The JOAC calls for early preparatory actions in the space and cyberspace domains, but under current U.S. policy, authorization for such actions might not be forthcoming, especially in pre-crisis stages.
Command and Control
The JOAC states that those command and control systems that will be employed in response to antiaccess and area-denial security challenges must support forces operating at global distances, deploying and maneuvering independently on multiples lines of operations from multiple points of origin, and concentrating fluidly as required. They must support an operating tempo the enemy cannot match and facilitate integration across multiple domains simultaneously and at lower echelons. An efficient joint command and control system will have to include techniques, procedures, and technologies that enable commanders to integrate operations across domains in innovative ways.
To support such objectives, the JOAC envisions decentralized command and control to the extent possible in both planning and execution.
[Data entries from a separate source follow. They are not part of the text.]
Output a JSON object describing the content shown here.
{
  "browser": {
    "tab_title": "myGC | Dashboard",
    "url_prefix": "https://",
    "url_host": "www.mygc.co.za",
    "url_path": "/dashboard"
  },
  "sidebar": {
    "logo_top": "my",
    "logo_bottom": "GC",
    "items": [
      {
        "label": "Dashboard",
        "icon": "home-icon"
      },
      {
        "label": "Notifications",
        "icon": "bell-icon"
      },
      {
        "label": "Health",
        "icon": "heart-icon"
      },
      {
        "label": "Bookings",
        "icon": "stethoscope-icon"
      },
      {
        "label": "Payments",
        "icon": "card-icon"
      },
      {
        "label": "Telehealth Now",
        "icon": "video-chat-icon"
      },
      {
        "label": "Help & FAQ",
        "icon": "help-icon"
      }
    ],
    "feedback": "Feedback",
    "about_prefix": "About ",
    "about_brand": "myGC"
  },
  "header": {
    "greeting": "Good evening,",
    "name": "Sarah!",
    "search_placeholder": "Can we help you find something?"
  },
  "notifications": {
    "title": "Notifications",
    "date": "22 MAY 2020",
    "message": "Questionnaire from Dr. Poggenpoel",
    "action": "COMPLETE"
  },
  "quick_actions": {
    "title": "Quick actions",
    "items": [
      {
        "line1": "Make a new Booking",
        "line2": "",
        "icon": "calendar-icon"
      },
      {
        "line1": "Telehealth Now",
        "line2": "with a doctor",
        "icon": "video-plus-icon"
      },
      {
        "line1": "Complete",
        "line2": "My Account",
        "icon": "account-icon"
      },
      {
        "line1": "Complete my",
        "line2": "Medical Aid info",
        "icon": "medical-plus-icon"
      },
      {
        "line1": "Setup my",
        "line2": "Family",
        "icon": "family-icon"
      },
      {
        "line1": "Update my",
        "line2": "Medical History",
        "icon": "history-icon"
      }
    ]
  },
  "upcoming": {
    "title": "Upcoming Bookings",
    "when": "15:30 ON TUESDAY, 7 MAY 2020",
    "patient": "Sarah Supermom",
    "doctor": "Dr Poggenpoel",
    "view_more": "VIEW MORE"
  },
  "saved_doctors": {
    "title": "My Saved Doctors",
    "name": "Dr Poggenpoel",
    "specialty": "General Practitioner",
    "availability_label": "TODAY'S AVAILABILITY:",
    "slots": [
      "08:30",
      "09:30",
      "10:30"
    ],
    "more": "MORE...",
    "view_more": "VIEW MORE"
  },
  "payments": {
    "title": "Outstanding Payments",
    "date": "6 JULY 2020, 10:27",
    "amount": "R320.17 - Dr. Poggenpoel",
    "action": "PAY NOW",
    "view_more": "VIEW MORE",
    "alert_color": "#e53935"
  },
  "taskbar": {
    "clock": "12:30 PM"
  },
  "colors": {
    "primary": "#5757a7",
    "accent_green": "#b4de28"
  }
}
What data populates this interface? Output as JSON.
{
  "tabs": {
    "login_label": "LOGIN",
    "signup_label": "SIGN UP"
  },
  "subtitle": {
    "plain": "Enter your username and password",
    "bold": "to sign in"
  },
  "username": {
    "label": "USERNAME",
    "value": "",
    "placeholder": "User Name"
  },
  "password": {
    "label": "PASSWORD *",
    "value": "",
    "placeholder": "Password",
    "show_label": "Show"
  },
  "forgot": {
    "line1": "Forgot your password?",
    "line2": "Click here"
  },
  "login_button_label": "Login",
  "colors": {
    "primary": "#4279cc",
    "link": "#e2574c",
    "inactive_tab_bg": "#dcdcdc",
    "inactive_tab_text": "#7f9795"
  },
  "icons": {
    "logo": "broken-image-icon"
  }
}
Such mission command enables subordinate commanders to act independently in consonance with the higher commander’s intent and effect the necessary cross-domain integration laterally at the required echelon.
While distributed-collaboration technologies can facilitate this effort, commanders also must be prepared to operate effectively in a degraded environment. The ability to do so has implications for doctrine, training, and education. The adversary will deliberately attempt to degrade friendly use of the electromagnetic spectrum, to include disruption of space and cyber systems. Due to heavy joint reliance on advanced communications systems, such an attack will be a central element of any enemy antiaccess/area-denial strategy, requiring a higher degree of protection for friendly command and control systems.
Especially with respect to incorporating space and cyberspace operations in a joint access campaign, new and adaptable relationships and authorities may be required to better integrate the capabilities of geographic and functional combatant commands with overlapping responsibilities.
Specifically, the abilities that are required for guaranteeing an efficient exercise of Command and Control in the intended operations are reported as follows:
- The ability to maintain reliable connectivity and interoperability among major warfighting headquarters and supported/supporting forces while en route.
- The ability to perform effective command and control in a degraded and/or austere communications environment.
- The ability to create sharable, user-defined operating pictures from a common database to provide situational awareness (including friendly, enemy and neutral situations) across the domains.
- The ability to integrate cross-domain operations, to include at lower echelons, with the full integration of space and cyberspace operations.
- The ability to employ mission command to enable subordinate commanders to act independently in consonance with the higher commander's intent and effect the necessary crossdomain integration laterally at the required echelon.
References: U.S. DoD (1)